§ WHAT IS BEING ASKED: Go through the records below and count every line containing "modified". Reply with the count alone.

§ Dataset excerpts:
○ ○ ○ ○ ○

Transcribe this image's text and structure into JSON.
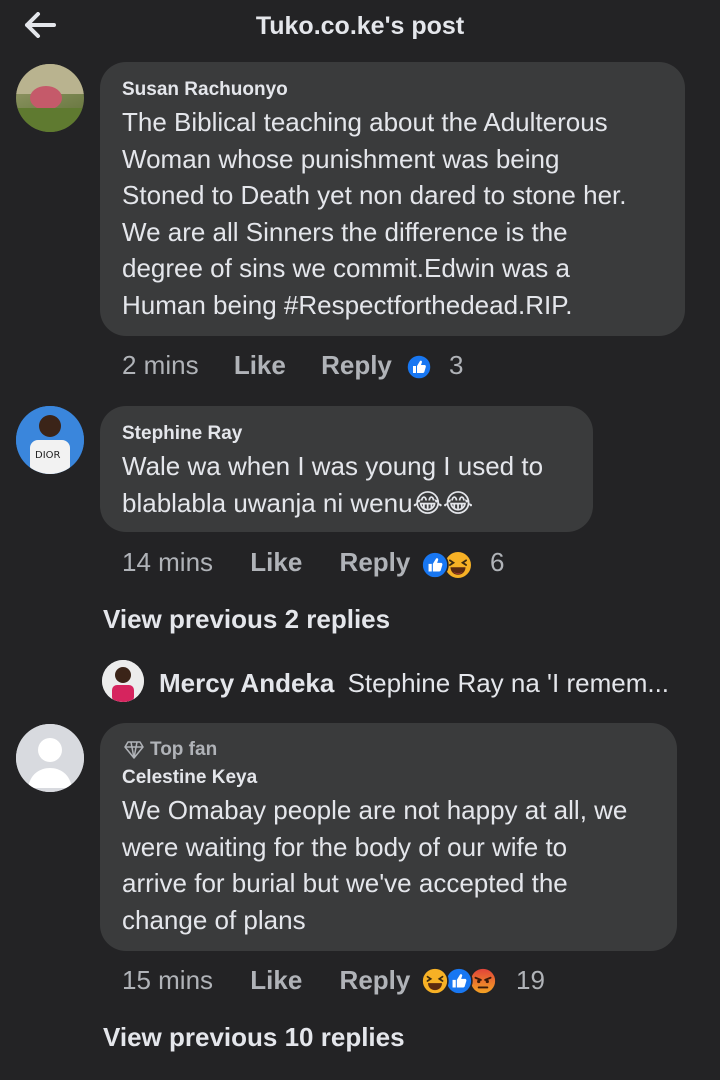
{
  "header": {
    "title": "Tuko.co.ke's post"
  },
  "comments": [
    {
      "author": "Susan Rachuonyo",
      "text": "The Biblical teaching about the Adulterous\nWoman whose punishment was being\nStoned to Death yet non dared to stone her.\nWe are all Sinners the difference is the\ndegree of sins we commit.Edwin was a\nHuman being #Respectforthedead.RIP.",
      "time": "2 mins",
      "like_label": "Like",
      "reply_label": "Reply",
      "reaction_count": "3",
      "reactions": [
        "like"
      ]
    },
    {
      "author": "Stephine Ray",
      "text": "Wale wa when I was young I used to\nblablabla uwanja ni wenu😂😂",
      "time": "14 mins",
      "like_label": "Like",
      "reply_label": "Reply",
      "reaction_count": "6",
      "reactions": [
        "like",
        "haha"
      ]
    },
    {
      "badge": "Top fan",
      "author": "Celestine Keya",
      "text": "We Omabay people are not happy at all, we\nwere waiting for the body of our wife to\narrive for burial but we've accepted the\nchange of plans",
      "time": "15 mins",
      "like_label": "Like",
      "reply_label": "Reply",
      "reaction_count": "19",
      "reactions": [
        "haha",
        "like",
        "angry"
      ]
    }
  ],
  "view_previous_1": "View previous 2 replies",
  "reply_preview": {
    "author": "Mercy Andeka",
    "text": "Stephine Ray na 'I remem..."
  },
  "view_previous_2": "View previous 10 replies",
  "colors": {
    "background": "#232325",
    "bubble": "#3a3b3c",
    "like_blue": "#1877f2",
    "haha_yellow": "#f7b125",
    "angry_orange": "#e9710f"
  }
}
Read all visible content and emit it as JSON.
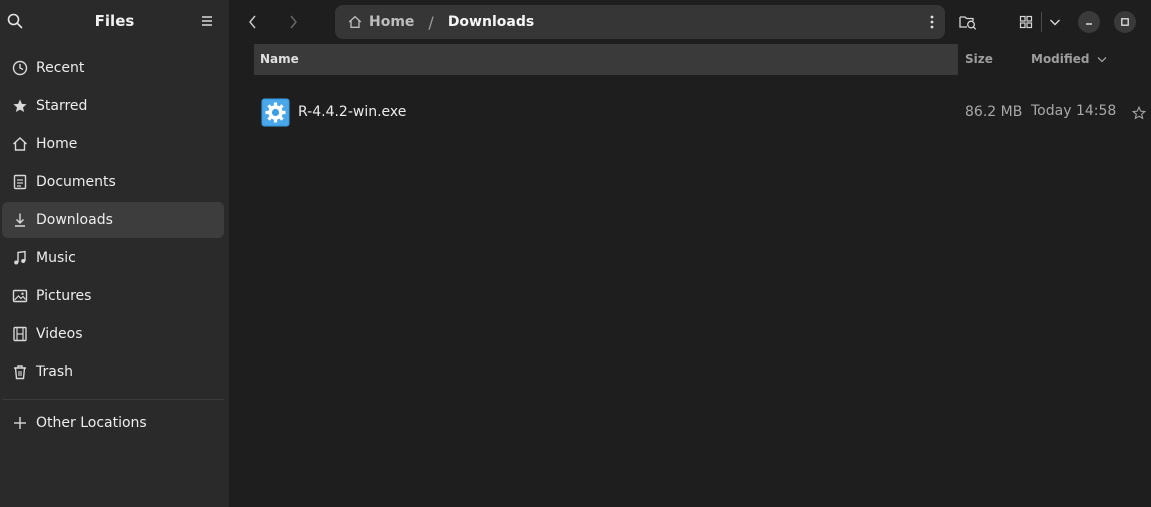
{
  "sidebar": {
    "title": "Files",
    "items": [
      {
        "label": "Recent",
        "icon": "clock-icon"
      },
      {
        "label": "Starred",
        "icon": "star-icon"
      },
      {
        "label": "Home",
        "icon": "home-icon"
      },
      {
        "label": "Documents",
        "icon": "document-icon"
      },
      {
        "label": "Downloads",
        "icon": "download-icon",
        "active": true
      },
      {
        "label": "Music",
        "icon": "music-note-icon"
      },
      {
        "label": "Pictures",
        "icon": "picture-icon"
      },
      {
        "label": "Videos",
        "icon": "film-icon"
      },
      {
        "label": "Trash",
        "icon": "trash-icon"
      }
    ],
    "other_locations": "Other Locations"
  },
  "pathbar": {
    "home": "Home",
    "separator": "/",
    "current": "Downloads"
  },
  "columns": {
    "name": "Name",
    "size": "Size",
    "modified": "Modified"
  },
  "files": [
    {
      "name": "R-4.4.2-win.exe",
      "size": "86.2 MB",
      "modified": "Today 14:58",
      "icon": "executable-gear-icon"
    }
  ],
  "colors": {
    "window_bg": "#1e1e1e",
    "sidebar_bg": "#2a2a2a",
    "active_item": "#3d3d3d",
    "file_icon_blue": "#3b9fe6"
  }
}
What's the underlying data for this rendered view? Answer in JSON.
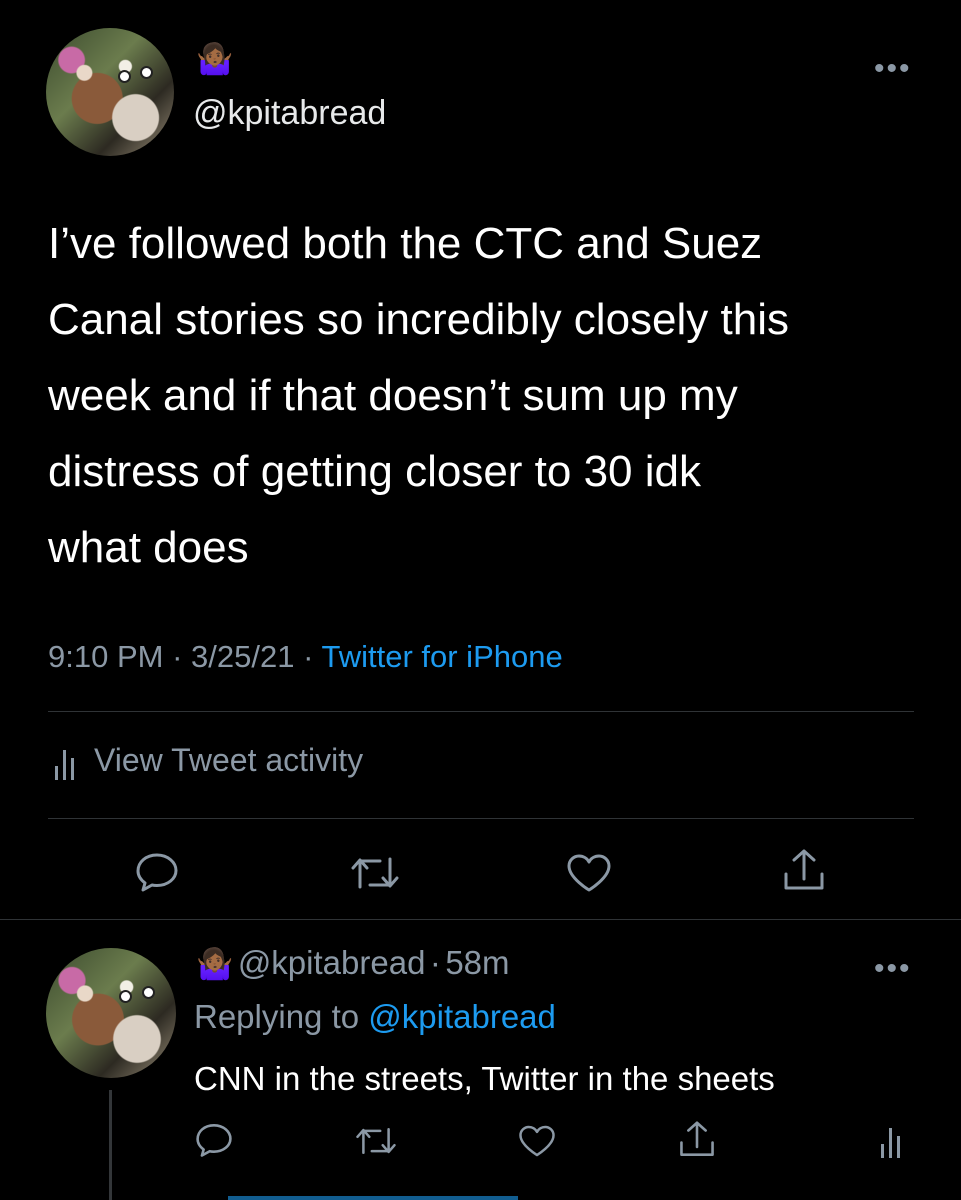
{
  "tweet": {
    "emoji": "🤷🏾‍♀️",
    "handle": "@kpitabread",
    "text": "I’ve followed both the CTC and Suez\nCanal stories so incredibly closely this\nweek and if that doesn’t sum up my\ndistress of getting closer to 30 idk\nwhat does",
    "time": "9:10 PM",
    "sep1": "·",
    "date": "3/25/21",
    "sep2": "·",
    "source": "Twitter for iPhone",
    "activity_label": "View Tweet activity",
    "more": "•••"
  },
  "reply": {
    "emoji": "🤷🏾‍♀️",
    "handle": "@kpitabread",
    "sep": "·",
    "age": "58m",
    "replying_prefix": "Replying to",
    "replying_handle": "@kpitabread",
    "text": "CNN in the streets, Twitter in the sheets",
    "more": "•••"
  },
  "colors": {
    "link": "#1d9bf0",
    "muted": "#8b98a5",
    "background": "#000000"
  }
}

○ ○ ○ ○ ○

§ REPLY TO THE TASK: 2